Take a look at the entire series of Asian youth trading outfits with their parents and grandparents.
In Japan, the island of Ōkunoshima has become a well-known tourist attraction. However, the popularity of this island may not be for reasons that you would typically expect from a tourist spot. The main attraction of Ōkunoshima island are the adorably, fluffy rabbits which scamper all about the area.
The island served as a secret military installation in World War II. The Japanese used the island to produce poisonous gas. Because the island was far enough from the major cities, the army believed it would be the perfect location to experiment with dangerous mustard gas.
Unfortunately, the story gets rather sad here. Rabbits were brought onto the island as test subjects for the poison. At the end of WWII, the facility was shut down and the rabbits were released into the wild.
According to the Los Angeles Times, it is said that only eight rabbits were released into the wild by school children, but with the predator-free environment, the bunnies multiplied and became a group of over 300.
The rabbits, who have become so accustomed to humans that they have no problem hopping into human arms, gave the island its popular nickname.
In the following video, a young girl is seen attracting a swarm of bunnies. Needless to say, it’s too cute not to watch.
Any fan of Japan’s women’s hockey team will admit that they don’t exactly expect the girls to take Olympic gold anytime soon– but the team is loved anyway.

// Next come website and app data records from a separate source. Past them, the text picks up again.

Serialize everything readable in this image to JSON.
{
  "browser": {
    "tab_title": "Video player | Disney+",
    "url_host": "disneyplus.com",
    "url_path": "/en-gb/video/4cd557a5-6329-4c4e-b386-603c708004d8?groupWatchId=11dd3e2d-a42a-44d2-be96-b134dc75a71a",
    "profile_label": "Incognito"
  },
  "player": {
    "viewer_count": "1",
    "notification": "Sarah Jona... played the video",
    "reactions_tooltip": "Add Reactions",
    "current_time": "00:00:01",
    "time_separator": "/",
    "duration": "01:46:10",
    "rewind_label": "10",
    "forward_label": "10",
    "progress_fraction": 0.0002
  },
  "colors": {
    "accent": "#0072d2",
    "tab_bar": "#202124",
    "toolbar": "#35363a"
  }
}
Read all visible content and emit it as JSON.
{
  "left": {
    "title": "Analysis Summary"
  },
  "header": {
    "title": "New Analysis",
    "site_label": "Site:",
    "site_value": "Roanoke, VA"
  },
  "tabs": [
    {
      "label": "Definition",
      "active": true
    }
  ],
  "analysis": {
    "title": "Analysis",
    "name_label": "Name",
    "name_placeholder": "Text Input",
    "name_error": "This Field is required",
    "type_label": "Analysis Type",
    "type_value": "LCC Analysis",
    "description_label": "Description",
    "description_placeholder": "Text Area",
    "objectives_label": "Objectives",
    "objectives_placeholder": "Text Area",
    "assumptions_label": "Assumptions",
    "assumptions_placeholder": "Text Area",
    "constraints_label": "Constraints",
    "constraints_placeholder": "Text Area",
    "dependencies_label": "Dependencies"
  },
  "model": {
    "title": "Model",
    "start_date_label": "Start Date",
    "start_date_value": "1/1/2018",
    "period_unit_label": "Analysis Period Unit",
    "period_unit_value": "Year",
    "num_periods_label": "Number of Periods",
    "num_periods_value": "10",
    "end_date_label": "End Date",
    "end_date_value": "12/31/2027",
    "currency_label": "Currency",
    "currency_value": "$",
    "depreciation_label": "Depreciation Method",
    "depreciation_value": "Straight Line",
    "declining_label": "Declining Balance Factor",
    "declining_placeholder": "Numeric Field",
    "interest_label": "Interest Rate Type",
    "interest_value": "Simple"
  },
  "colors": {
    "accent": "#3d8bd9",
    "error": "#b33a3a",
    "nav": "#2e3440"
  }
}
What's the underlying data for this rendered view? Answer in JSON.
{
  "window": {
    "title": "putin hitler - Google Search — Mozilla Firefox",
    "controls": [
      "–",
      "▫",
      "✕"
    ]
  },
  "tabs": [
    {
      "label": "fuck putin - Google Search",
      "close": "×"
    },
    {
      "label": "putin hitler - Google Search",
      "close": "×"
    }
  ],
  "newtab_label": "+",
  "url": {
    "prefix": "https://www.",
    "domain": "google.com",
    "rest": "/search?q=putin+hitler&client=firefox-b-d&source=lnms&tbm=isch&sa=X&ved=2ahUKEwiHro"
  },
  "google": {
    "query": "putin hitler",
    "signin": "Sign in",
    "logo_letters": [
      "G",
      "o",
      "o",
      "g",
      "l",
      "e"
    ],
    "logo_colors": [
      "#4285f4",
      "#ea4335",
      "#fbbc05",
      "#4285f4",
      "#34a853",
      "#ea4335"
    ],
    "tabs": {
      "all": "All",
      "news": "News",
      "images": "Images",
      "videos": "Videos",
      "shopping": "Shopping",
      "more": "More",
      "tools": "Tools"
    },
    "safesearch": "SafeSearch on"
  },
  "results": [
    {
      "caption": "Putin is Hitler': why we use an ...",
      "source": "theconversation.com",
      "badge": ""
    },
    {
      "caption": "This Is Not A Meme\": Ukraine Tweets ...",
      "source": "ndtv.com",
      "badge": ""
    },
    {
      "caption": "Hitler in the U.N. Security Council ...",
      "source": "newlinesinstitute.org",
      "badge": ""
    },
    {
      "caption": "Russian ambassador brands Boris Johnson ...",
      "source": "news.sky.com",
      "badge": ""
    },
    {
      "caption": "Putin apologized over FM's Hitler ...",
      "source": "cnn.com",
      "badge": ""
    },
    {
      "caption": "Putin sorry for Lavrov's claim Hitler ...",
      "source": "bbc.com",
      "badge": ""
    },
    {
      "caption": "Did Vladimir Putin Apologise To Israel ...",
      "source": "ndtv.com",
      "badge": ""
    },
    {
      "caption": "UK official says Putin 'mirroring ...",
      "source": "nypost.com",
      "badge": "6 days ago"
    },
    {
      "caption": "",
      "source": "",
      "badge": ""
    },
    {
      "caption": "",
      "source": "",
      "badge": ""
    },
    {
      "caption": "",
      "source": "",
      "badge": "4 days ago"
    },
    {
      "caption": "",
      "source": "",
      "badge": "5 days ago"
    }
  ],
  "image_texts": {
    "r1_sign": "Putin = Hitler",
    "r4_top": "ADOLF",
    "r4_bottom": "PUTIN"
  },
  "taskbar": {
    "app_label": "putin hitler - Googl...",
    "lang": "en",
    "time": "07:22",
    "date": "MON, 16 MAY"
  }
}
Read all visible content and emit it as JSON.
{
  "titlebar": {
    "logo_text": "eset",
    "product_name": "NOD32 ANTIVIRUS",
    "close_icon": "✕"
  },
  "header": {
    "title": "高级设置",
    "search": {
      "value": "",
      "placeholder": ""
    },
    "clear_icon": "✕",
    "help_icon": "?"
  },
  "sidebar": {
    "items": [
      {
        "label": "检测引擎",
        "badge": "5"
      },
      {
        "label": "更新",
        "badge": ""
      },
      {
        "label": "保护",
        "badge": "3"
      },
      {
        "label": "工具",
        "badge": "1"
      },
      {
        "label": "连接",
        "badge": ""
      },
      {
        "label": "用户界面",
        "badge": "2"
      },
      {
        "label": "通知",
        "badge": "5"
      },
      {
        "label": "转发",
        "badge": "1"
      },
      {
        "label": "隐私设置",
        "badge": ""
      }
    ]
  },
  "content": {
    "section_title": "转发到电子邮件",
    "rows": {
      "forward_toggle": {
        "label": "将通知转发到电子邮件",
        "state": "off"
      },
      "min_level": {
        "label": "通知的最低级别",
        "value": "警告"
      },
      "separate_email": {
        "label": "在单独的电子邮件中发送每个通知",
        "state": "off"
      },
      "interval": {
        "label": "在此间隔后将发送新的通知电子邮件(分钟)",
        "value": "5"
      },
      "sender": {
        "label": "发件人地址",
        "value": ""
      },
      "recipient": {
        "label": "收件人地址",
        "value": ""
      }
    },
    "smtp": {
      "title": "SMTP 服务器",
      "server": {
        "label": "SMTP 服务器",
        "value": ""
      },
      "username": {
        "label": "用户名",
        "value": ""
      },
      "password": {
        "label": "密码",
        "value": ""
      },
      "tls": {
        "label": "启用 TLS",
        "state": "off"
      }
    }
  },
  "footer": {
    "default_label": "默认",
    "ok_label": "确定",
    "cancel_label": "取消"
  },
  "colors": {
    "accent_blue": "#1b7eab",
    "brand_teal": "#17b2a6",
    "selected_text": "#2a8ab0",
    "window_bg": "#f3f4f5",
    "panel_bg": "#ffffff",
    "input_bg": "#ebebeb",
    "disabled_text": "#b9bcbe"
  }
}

Although the team places second in every Asian Winter Games since 1996, they are ranked 10th in the world and generally struggle with international competition. In fact, Japan’s spot at the Sochi Games is the first time in the country’s history that it qualified into the Olympics in women’s hockey.
Despite this, Japan’s women’s hockey team is consistently a fan favorite. They’ve been described as “the smiley-est group ever known.” This is perfect seeing as the team’s nickname is “Smile Japan.”
The girls are known for their positive energy and love of celebration. Because of this, they have gained a handful of fans despite their scores at Sochi.
“We hoped to get a better result, but we are still positive,” one of the players said when Japan lost 4-0 to Germany. “We wanted to make our fans smile for us. Despite this, we hope we can still make them smile.”
This doesn’t seem like a very difficult task for the girls at all. Upon arriving at Sochi, the team was given some practice time. How did they utilize it? Certainly not by running drills or practicing every second they were given. Instead, they took pictures, played around in the ice and relished every moment of being on Olympic ice.
Audrey Magazine is an award-winning national publication that covers the Asian experience from the perspective of Asian American women. Audrey covers the latest talent and trends in entertainment, fashion, beauty and lifestyle.